8 January, 2020 - Slovenia’s declaration of independence on 25 June 1991 came just a few months before the fall of the Berlin Wall in November, and the ensuing collapse of the post-World War 2 order in Europe. While there were many differences between East and West, and many reasons for the break-up of Yugoslavia and end of the Soviet Union, economics undoubtedly played a key role, and living standards a much-watched indicator of the success, or failure, of the transition to a market economy. Although, once again, note that Slovenia (as part of Yugoslavia) was not a member of the USSR, and operated a different, more open and non-aligned form of socialism than that seen behind the Iron Curtain.
Still, how have the various economies of post-communist Eastern and Central Europe fared in the three decades since opening to the world? One way to look at this is with the following video, which shows the GDP per capita from 1992 to 2017 for the top 10 nations included in the data. The GDP is presented in US dollars and Purchasing Power Parity (PPP) terms, a measure that considers the crude income compared to the prices of goods in the different countries. As such, it’s seen as a good measure of relative affluence, and for comparing the economic productivity and standards of living between different nations
It’s best and most fun to just watch the video, and see how nations rise and fall over time, but in summary: Slovenia starts at #2, slightly behind the Czech Republic (aka Czechia) in 1992. These two then stay at the top, very close together, until 1998, when Slovenia takes pole position. After this, Slovenia pulls ahead, soon maintaining a lead of some US$2,000 until 2007, when Czechia closes the gap, then takes over the top spot in 2009. Slovenian then regains #1 for 2010 and 2011, but after that Czechia is in the lead.
Another way to look at this data is to zoom out and put Slovenia among the all the other EU Member States, with the country having joined the organisation in 2004. It’s on watching this you may have some questions about Luxembourg, with a population just under a third that of Slovenia.

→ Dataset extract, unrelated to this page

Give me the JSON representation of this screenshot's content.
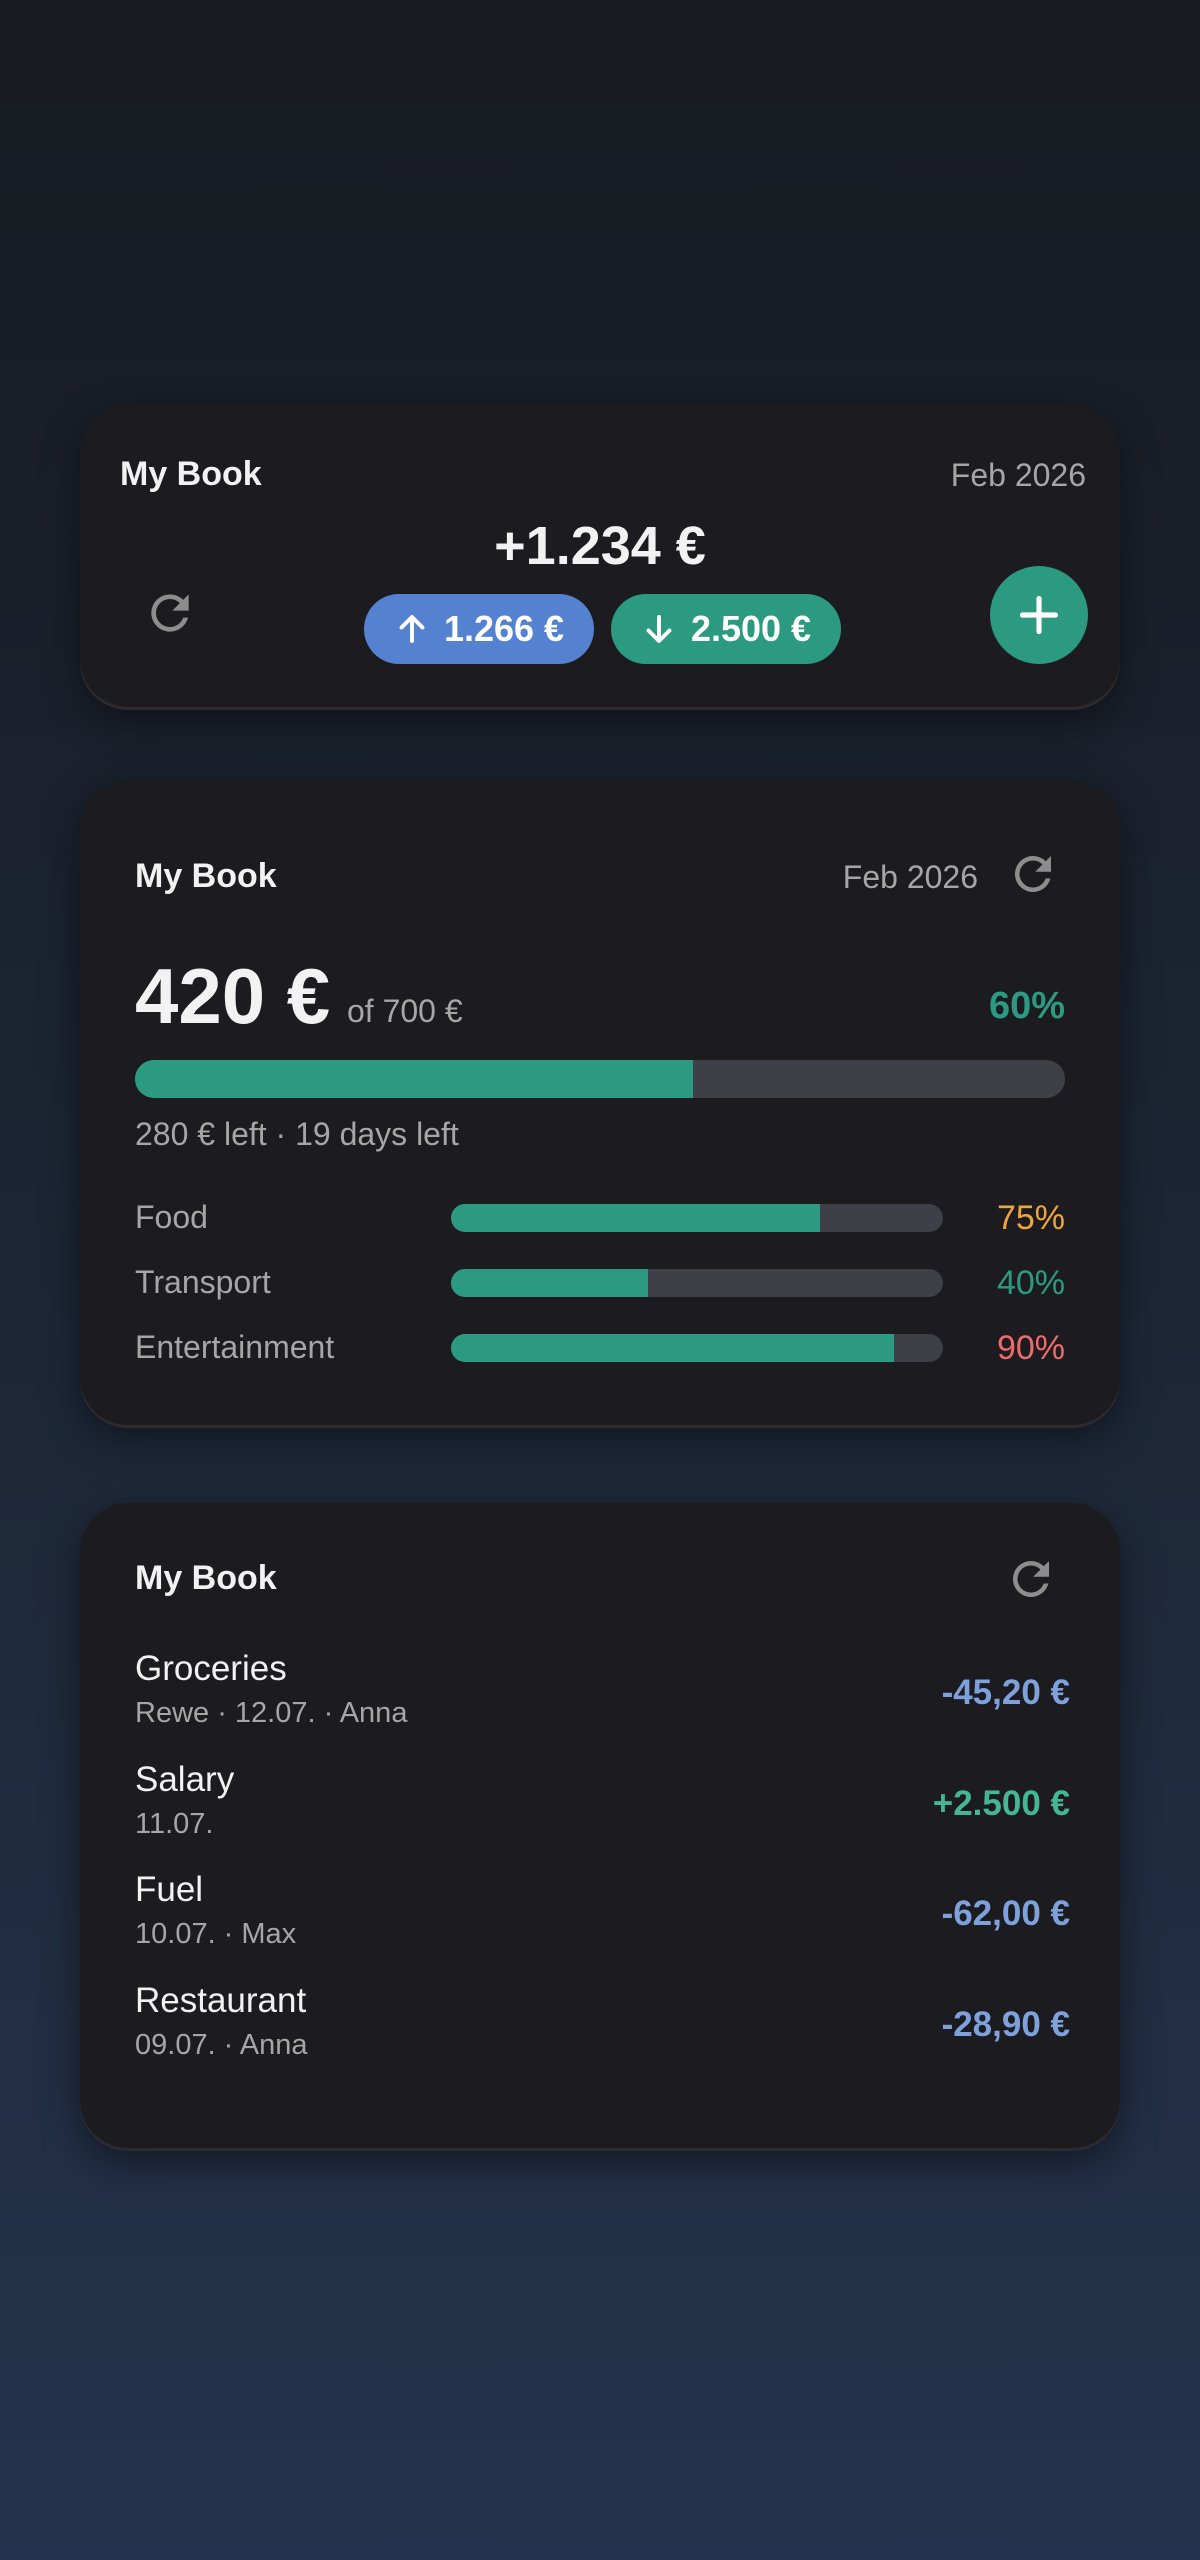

Note that the first the video was produced by Lionwork Statistics, and was released with the following notes:
- There was no data available for Slovenia, Croatia, Latvia, Lithuania, and Estonia until 1995. In these cases, the average growth rate of the nearest region was used to calculate the estimated value. In the case of Estonia, data are shown from 1993, since no similar region is present due to geographical placement.
- The comparison includes Albania, North Macedonia, Montenegro, Serbia, Bosnia and Herzegovina Slovenia, Lithuania, Latvia, Estonia, Hungary, Slovakia, Czech Republic, Poland, Croatia, Bulgaria, Romania, Moldova, Belarus, Russia, and Ukraine. Some never made it to the Top 10 during the time period.